The array of threats in the cyber domain is vast, ranging from lower-level ransomware attacks and data theft, to espionage and misinformation, destroying critical infrastructure, jeopardizing military platforms and imposing significant costs on the U.S. and global economies.

One report cited by the Department of Justice estimates that cybercrime alone cost $3 trillion 2015 and is likely to increase to $6 trillion in 2021.

The profits from cybercrime have also been used to advance conventional national security threats. North Korea, through ransomware, Bitcoin and other digital bank heists, has reportedly taken in as much as $1 billion annually, The New York Times reported. That is equivalent to about a third of the value of the nation's exports.

The recent Equifax breach highlighted another vulnerability when 143 million people had their most sensitive information stolen and has raised questions about the governments role in monitoring private company's data security.

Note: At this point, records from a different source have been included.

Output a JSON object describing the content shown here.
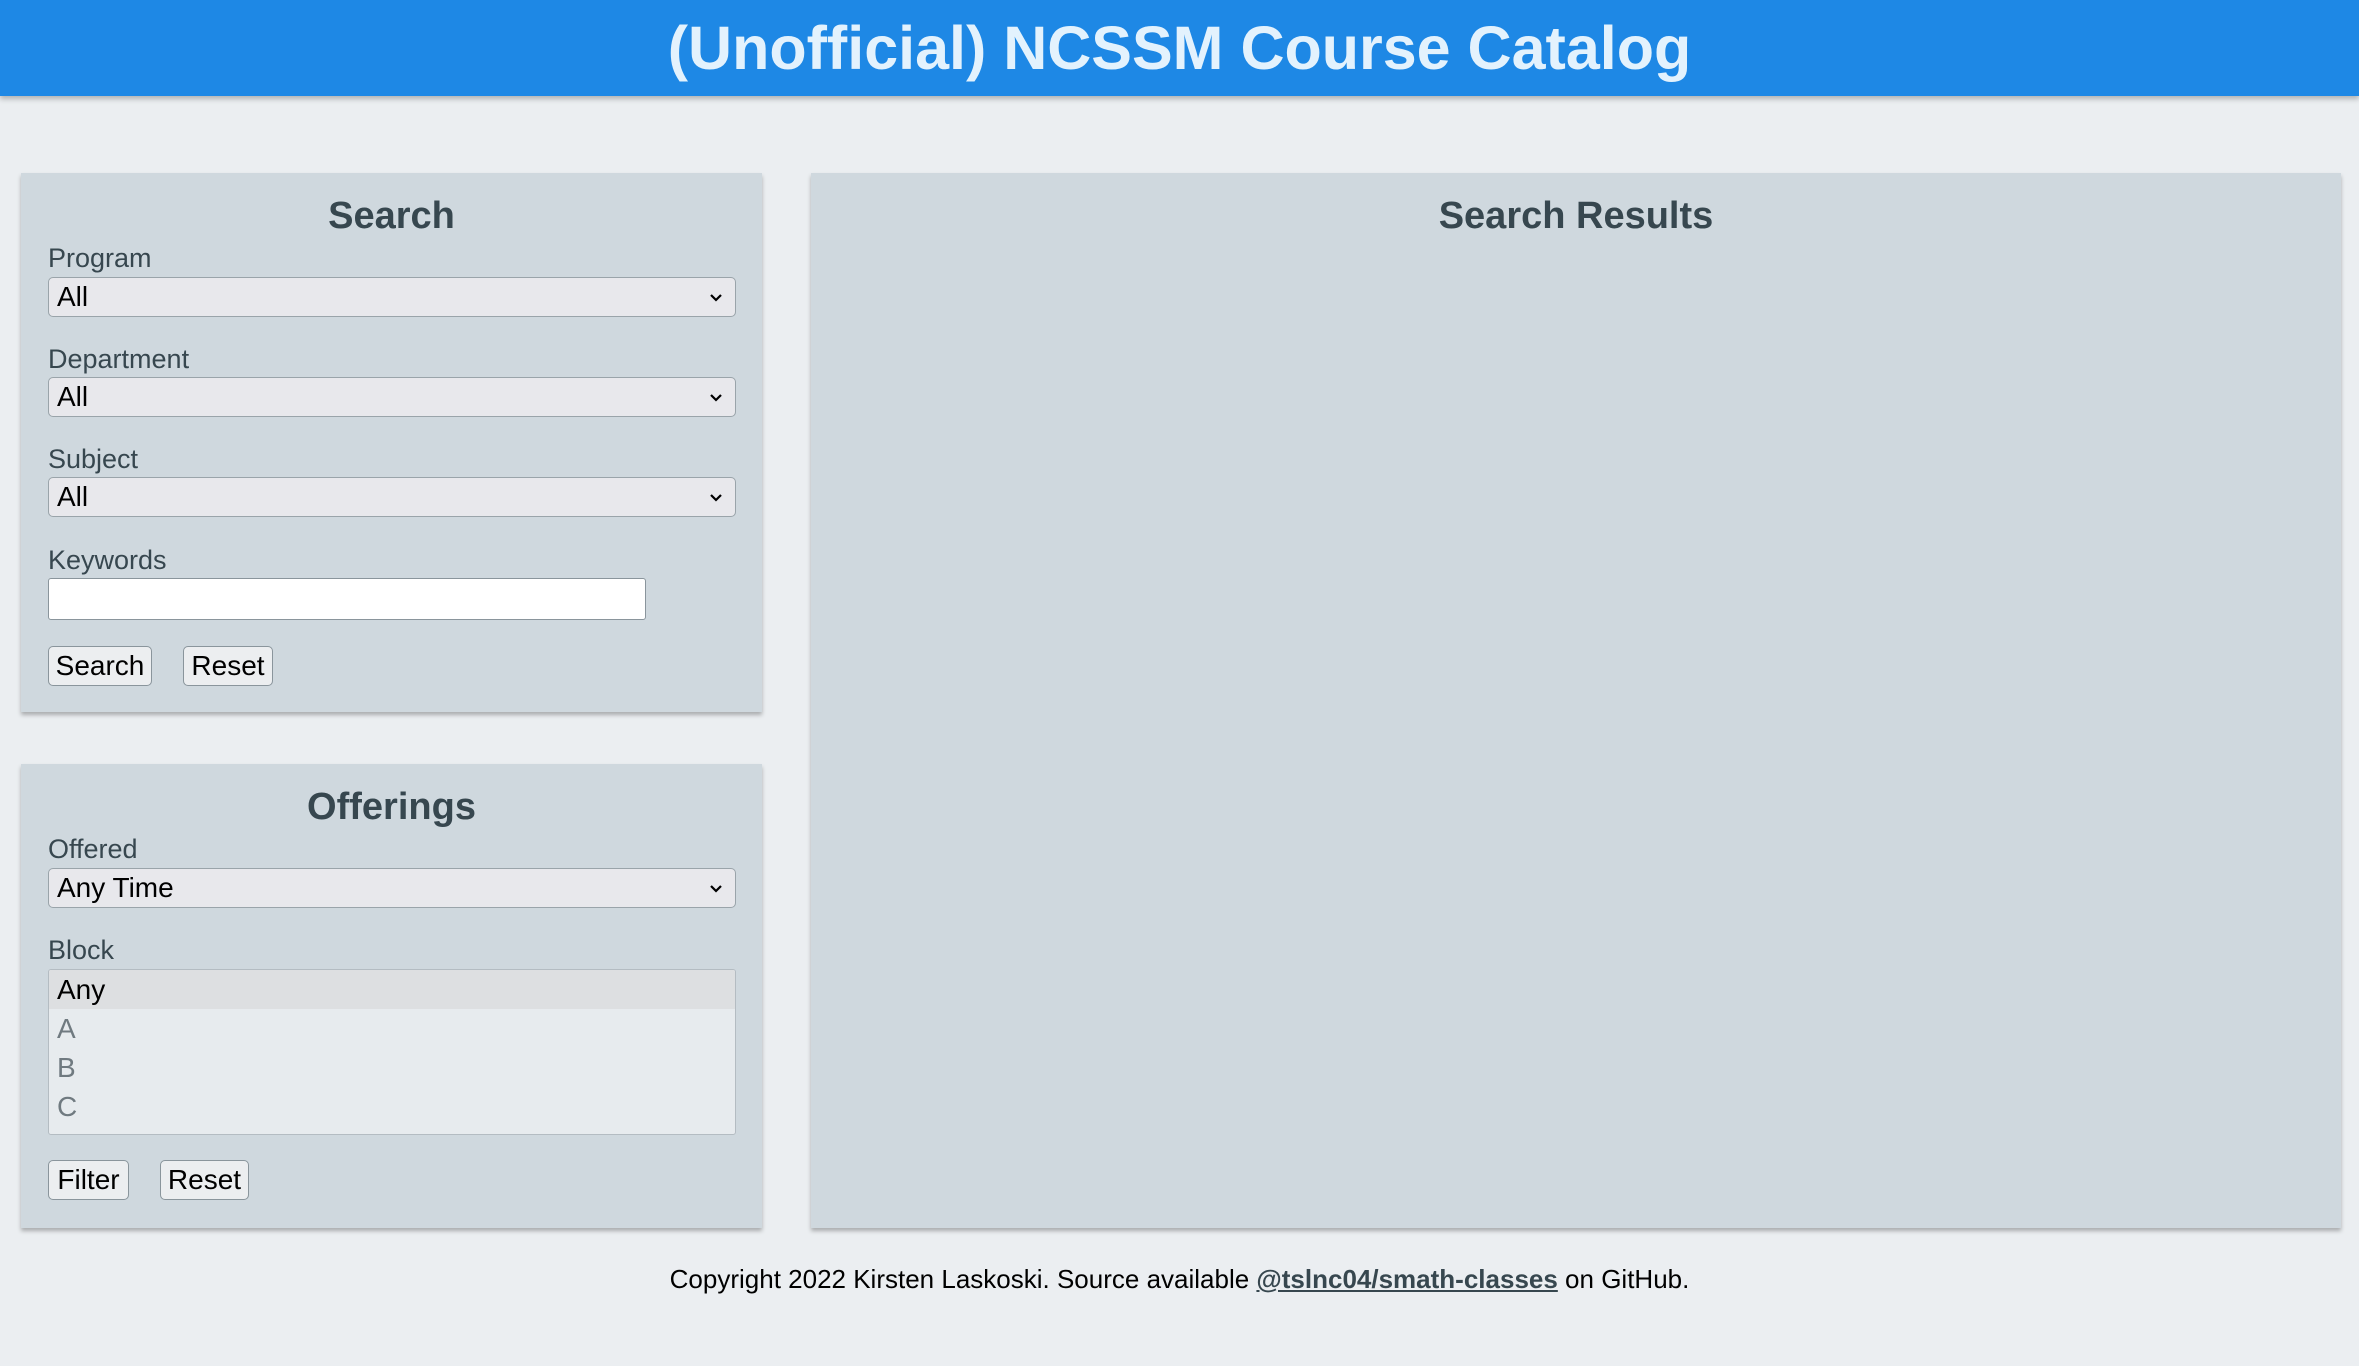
{
  "header": {
    "title": "(Unofficial) NCSSM Course Catalog"
  },
  "search": {
    "heading": "Search",
    "program": {
      "label": "Program",
      "value": "All"
    },
    "department": {
      "label": "Department",
      "value": "All"
    },
    "subject": {
      "label": "Subject",
      "value": "All"
    },
    "keywords": {
      "label": "Keywords",
      "value": "",
      "placeholder": ""
    },
    "search_button": "Search",
    "reset_button": "Reset"
  },
  "offerings": {
    "heading": "Offerings",
    "offered": {
      "label": "Offered",
      "value": "Any Time"
    },
    "block": {
      "label": "Block",
      "options": [
        "Any",
        "A",
        "B",
        "C"
      ],
      "selected": "Any"
    },
    "filter_button": "Filter",
    "reset_button": "Reset"
  },
  "results": {
    "heading": "Search Results"
  },
  "footer": {
    "text_before": "Copyright 2022 Kirsten Laskoski. Source available ",
    "link_text": "@tslnc04/smath-classes",
    "text_after": " on GitHub."
  },
  "colors": {
    "header_bg": "#1e88e5",
    "header_text": "#e3f2fd",
    "panel_bg": "#cfd8de",
    "page_bg": "#ebeef1",
    "heading_text": "#37474f"
  },
  "icons": {
    "select_arrow": "chevron-down-icon"
  }
}
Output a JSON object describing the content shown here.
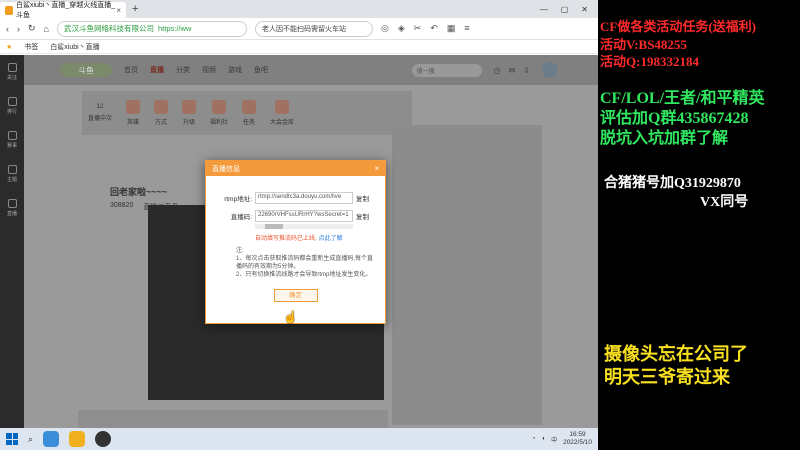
{
  "browser": {
    "active_tab": "白鲨xiubi丶直播_穿越火线直播_斗鱼",
    "tab_close": "×",
    "new_tab": "+",
    "url_site": "武汉斗鱼网络科技有限公司",
    "url_text": "https://ww",
    "news_text": "老人因不能扫码需留火车站",
    "bookmark_label": "书签",
    "bookmark_item": "白鲨xiubi丶直播"
  },
  "douyu": {
    "nav": [
      "首页",
      "直播",
      "分类",
      "视频",
      "游戏",
      "鱼吧"
    ],
    "search_placeholder": "搜一搜",
    "side_items": [
      "关注",
      "排行",
      "赛事",
      "主题",
      "直播"
    ],
    "categories": [
      "12",
      "直播中次",
      "英雄",
      "方式",
      "升级",
      "福利社",
      "任务",
      "大会金库"
    ],
    "stream_title": "回老家啦~~~~",
    "dashboard_label": "直播仪表盘",
    "hot_value": "308820"
  },
  "modal": {
    "title": "直播信息",
    "close": "×",
    "rtmp_label": "rtmp地址:",
    "rtmp_value": "rtmp://sendtc3a.douyu.com/live",
    "copy_label": "复制",
    "code_label": "直播码:",
    "code_value": "22690rVHFssURrHY?wsSecret=1",
    "warn_text": "自动填写推流码已上线,",
    "warn_link": "点此了解",
    "notes_title": "注:",
    "note1": "1、每次点击获取推流码都会重新生成直播码,每个直播码的有效期为5分钟。",
    "note2": "2、只有切换推流线路才会导致rtmp地址发生变化。",
    "ok_label": "确定"
  },
  "taskbar": {
    "search_icon": "search-icon",
    "tray_label": "中",
    "time": "16:59",
    "date": "2022/5/10"
  },
  "overlay": {
    "line1": "CF做各类活动任务(送福利)",
    "line2": "活动V:BS48255",
    "line3": "活动Q:198332184",
    "line4": "CF/LOL/王者/和平精英",
    "line5": "评估加Q群435867428",
    "line6": "脱坑入坑加群了解",
    "line7": "合猪猪号加Q31929870",
    "line8": "VX同号",
    "line9": "摄像头忘在公司了",
    "line10": "明天三爷寄过来"
  },
  "colors": {
    "accent": "#f39a3c",
    "warn": "#e8552d",
    "link": "#2a7de1",
    "overlay_red": "#ff2a2a",
    "overlay_green": "#30e860",
    "overlay_yellow": "#f8e020"
  }
}
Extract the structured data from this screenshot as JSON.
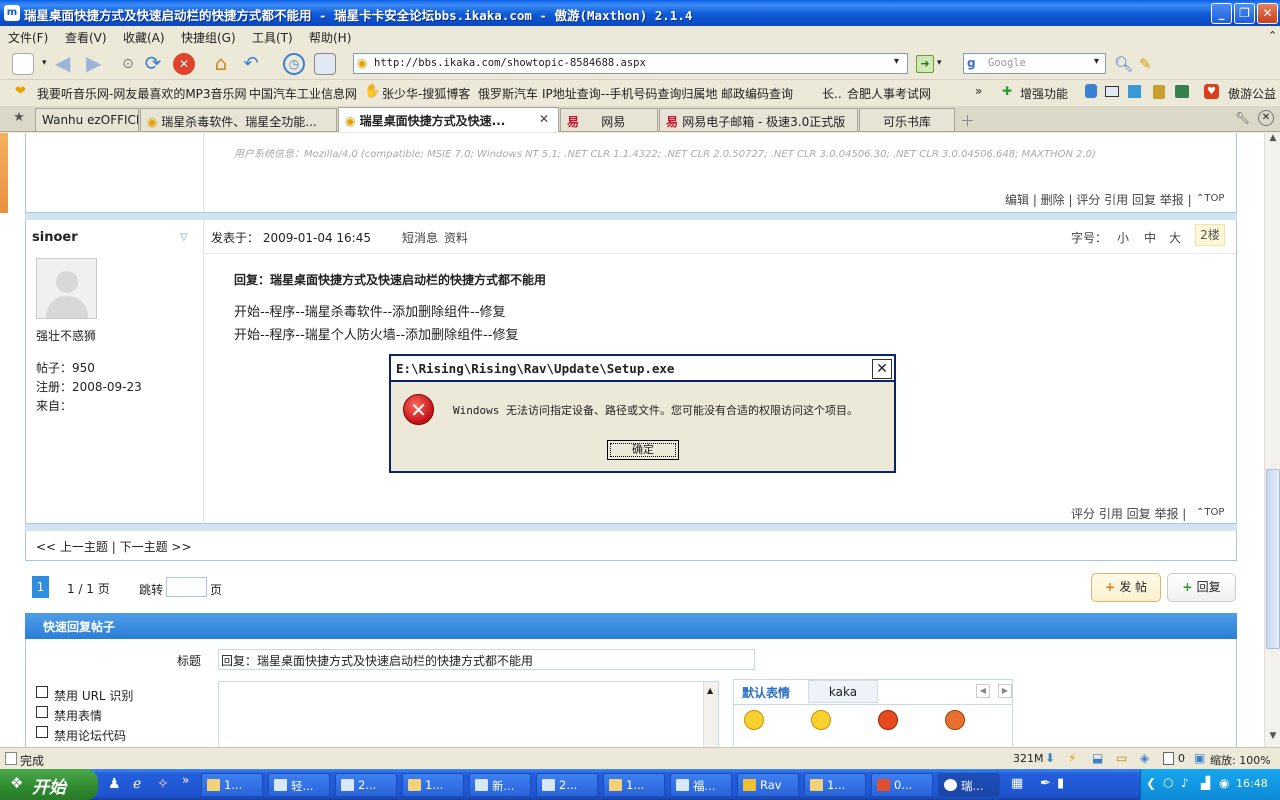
{
  "window": {
    "title": "瑞星桌面快捷方式及快速启动栏的快捷方式都不能用 - 瑞星卡卡安全论坛bbs.ikaka.com - 傲游(Maxthon) 2.1.4"
  },
  "menu": [
    "文件(F)",
    "查看(V)",
    "收藏(A)",
    "快捷组(G)",
    "工具(T)",
    "帮助(H)"
  ],
  "toolbar": {
    "address": "http://bbs.ikaka.com/showtopic-8584688.aspx",
    "search_placeholder": "Google"
  },
  "favorites": [
    "我要听音乐网-网友最喜欢的MP3音乐网",
    "中国汽车工业信息网",
    "张少华-搜狐博客",
    "俄罗斯汽车",
    "IP地址查询--手机号码查询归属地",
    "邮政编码查询",
    "长..",
    "合肥人事考试网",
    "增强功能",
    "傲游公益"
  ],
  "tabs": [
    {
      "label": "Wanhu ezOFFICE",
      "active": false
    },
    {
      "label": "瑞星杀毒软件、瑞星全功能...",
      "active": false
    },
    {
      "label": "瑞星桌面快捷方式及快速...",
      "active": true
    },
    {
      "label": "网易",
      "active": false
    },
    {
      "label": "网易电子邮箱 - 极速3.0正式版",
      "active": false
    },
    {
      "label": "可乐书库",
      "active": false
    }
  ],
  "prev_post": {
    "user_agent": "用户系统信息：Mozilla/4.0 (compatible; MSIE 7.0; Windows NT 5.1; .NET CLR 1.1.4322; .NET CLR 2.0.50727; .NET CLR 3.0.04506.30; .NET CLR 3.0.04506.648; MAXTHON 2.0)",
    "actions": "编辑 | 删除 | 评分  引用  回复  举报 |",
    "top": "TOP"
  },
  "post": {
    "username": "sinoer",
    "posted_label": "发表于：",
    "posted_time": "2009-01-04 16:45",
    "pm_link": "短消息",
    "profile_link": "资料",
    "font_label": "字号：",
    "font_small": "小",
    "font_medium": "中",
    "font_large": "大",
    "floor": "2楼",
    "user_title": "强壮不惑狮",
    "posts_label": "帖子：",
    "posts_value": "950",
    "reg_label": "注册：",
    "reg_value": "2008-09-23",
    "from_label": "来自：",
    "reply_title": "回复：瑞星桌面快捷方式及快速启动栏的快捷方式都不能用",
    "line1": "开始--程序--瑞星杀毒软件--添加删除组件--修复",
    "line2": "开始--程序--瑞星个人防火墙--添加删除组件--修复",
    "actions": "评分  引用  回复  举报 |",
    "top": "TOP"
  },
  "nav": {
    "prev_next": "<< 上一主题 | 下一主题 >>",
    "page_current": "1",
    "page_info": "1 / 1 页",
    "jump_label": "跳转",
    "jump_unit": "页",
    "new_topic": "发 帖",
    "reply": "回复"
  },
  "quick_reply": {
    "header": "快速回复帖子",
    "title_label": "标题",
    "title_value": "回复：瑞星桌面快捷方式及快速启动栏的快捷方式都不能用",
    "opt1": "禁用 URL 识别",
    "opt2": "禁用表情",
    "opt3": "禁用论坛代码",
    "emote_tab1": "默认表情",
    "emote_tab2": "kaka"
  },
  "dialog": {
    "title": "E:\\Rising\\Rising\\Rav\\Update\\Setup.exe",
    "message": "Windows 无法访问指定设备、路径或文件。您可能没有合适的权限访问这个项目。",
    "ok": "确定"
  },
  "statusbar": {
    "text": "完成",
    "memory": "321M",
    "zoom": "缩放: 100%",
    "count": "0"
  },
  "taskbar": {
    "start": "开始",
    "buttons": [
      "1...",
      "轻...",
      "2...",
      "1...",
      "新...",
      "2...",
      "1...",
      "福...",
      "Rav",
      "1...",
      "0...",
      "瑞..."
    ],
    "clock": "16:48"
  },
  "colors": {
    "title_blue": "#0a5ee8",
    "forum_header": "#2a7ed6",
    "taskbar_blue": "#245edb",
    "start_green": "#2f8a2f"
  }
}
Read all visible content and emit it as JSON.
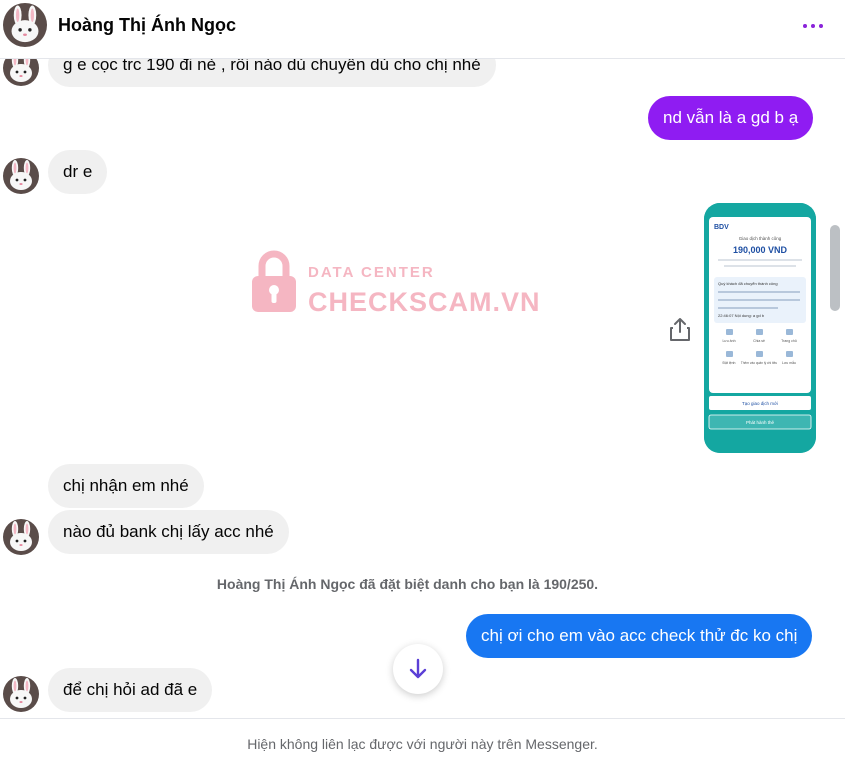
{
  "header": {
    "contact_name": "Hoàng Thị Ánh Ngọc",
    "more_icon": "more-dots-icon"
  },
  "messages": [
    {
      "text": "g e cọc trc 190 đi nè , rồi nào dủ chuyển dủ cho chị nhé"
    },
    {
      "text": "nd vẫn là a gd b ạ"
    },
    {
      "text": "dr e"
    },
    {
      "text": "chị nhận em nhé"
    },
    {
      "text": "nào đủ bank chị lấy acc nhé"
    },
    {
      "text": "chị ơi cho em vào acc check thử đc ko chị"
    },
    {
      "text": "để chị hỏi ad đã e"
    }
  ],
  "photo": {
    "bank": "BDV",
    "title": "Giao dịch thành công",
    "amount": "190,000 VND",
    "note": "Quý khách đã chuyển thành công",
    "note_end": "22:46:07 Nội dung: a gd b",
    "actions": [
      "Lưu ảnh",
      "Chia sẻ",
      "Trang chủ",
      "Đặt lệnh",
      "Thêm vào quản lý chi tiêu",
      "Lưu mẫu"
    ],
    "new_transaction": "Tạo giao dịch mới",
    "issue_card": "Phát hành thẻ"
  },
  "watermark": {
    "line1": "DATA CENTER",
    "line2": "CHECKSCAM.VN"
  },
  "system_note": "Hoàng Thị Ánh Ngọc đã đặt biệt danh cho bạn là 190/250.",
  "footer_text": "Hiện không liên lạc được với người này trên Messenger.",
  "colors": {
    "purple_bubble": "#8f1cf2",
    "blue_bubble": "#1877f2",
    "incoming_bubble": "#f0f0f0"
  }
}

Assistant Director of the FBI's Cyber Division, Scott Smith, said on Thursday that he is confident the agency will get to the bottom of the theft and ultimately be able to determine whether the theft was committed by a nation-state or some other individual or entity. That attribution could take between six to eight months.

At that time, he noted it is not clear how the United States will prosecute the responsible party.

According to officials, it is yet to be determined whether the United States was winning or losing the war for dominance in the cyber domain. "We're still trying to get our arms around it," Krebs said. "This is a battle that is going to be going on for many years.

close video ad
Unmutetoggle ad audio on off